Dataset content Start Marker

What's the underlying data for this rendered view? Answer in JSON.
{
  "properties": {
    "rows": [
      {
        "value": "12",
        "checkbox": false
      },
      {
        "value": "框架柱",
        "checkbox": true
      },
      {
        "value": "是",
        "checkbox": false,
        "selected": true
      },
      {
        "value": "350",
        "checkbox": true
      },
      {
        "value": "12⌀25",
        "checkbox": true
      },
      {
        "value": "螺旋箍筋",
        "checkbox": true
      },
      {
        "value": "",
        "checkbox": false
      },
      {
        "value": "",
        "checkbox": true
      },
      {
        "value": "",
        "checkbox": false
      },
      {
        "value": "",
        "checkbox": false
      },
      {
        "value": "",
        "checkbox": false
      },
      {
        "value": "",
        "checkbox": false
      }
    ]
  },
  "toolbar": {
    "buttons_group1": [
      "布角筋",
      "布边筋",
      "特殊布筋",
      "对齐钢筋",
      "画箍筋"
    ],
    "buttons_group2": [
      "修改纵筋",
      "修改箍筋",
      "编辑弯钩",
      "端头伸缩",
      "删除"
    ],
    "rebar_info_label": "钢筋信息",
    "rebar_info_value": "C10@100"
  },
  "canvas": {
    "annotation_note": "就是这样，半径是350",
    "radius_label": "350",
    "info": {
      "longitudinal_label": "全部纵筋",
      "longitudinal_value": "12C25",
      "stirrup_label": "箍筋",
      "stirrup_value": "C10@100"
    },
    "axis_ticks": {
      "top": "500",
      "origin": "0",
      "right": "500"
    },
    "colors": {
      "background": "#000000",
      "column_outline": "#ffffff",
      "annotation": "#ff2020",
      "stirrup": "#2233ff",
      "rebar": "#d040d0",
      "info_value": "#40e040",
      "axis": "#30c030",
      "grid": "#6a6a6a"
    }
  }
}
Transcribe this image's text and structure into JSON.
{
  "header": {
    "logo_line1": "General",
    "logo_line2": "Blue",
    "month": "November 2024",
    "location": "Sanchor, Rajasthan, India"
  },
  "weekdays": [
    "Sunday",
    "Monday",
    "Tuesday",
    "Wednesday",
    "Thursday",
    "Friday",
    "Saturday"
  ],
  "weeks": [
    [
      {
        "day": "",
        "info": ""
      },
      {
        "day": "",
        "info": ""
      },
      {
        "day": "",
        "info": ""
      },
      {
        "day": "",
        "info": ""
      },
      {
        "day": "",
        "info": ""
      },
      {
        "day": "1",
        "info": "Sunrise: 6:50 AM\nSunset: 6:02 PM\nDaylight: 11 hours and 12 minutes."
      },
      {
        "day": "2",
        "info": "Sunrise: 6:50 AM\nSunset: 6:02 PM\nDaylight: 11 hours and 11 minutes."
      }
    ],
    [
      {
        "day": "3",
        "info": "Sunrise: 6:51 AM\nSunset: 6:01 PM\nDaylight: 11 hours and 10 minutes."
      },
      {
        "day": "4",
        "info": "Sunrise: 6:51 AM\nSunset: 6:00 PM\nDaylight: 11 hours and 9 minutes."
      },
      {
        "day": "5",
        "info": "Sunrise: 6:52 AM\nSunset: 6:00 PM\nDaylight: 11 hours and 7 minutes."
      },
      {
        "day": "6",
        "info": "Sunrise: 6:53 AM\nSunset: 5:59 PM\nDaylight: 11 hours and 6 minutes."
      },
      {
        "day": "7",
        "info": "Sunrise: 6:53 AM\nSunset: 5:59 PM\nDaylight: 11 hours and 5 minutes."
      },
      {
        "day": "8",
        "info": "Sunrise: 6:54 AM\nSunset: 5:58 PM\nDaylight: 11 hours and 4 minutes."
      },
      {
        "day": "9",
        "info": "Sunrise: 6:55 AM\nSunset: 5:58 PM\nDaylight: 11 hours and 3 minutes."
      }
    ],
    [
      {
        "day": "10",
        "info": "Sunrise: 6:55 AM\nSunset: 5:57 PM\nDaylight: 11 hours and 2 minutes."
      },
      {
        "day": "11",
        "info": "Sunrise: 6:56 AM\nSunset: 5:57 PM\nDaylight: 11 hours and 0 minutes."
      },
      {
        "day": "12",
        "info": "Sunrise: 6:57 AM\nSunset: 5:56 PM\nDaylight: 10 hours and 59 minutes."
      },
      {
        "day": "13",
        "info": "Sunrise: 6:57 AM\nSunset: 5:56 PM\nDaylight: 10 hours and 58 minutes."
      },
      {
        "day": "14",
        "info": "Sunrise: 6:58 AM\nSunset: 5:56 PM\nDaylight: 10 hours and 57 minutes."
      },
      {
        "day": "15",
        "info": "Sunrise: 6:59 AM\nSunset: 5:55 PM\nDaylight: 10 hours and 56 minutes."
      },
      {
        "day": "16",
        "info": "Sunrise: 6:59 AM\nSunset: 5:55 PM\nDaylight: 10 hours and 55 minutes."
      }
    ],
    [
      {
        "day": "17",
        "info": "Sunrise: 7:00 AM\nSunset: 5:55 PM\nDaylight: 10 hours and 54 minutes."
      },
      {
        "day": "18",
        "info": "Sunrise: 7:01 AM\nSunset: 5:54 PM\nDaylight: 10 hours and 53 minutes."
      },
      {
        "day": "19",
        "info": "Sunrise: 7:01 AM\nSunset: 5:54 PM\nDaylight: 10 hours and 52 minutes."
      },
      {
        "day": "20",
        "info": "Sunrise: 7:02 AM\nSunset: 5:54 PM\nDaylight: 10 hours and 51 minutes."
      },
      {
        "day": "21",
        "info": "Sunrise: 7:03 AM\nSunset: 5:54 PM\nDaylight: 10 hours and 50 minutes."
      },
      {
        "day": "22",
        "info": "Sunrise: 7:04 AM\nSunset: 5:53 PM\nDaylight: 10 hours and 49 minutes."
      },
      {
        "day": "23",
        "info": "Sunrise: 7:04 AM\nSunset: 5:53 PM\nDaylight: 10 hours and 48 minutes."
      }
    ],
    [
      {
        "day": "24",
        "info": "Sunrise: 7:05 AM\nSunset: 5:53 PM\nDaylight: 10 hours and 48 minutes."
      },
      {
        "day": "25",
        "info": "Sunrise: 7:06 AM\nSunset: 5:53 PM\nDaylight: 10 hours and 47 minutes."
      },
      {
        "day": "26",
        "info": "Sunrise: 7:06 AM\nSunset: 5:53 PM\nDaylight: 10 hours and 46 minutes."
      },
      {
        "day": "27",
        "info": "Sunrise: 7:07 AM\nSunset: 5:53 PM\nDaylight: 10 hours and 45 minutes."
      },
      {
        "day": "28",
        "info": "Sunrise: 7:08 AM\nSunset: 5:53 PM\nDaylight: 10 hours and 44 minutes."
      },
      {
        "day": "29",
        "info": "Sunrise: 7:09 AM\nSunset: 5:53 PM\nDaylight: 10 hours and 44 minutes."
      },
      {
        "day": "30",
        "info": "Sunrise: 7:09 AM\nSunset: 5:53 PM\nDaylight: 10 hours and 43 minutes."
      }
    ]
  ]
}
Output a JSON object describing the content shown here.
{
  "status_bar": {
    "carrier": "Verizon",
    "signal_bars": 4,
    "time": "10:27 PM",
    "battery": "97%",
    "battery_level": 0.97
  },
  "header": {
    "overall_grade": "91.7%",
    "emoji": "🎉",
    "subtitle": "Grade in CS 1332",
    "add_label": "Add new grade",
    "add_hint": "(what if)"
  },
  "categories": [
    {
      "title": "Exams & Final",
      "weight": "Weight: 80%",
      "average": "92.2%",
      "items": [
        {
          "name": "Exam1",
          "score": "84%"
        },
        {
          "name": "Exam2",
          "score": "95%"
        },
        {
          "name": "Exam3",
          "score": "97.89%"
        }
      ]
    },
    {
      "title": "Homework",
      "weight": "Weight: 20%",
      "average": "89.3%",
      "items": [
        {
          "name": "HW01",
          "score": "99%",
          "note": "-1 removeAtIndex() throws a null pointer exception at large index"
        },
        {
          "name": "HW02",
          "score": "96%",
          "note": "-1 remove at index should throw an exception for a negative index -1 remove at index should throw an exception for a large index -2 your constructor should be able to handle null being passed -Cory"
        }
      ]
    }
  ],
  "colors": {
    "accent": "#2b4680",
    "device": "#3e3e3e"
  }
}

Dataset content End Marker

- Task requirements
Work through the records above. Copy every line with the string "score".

- Final answer
          "score": "84%"
          "score": "95%"
          "score": "97.89%"
          "score": "99%",
          "score": "96%",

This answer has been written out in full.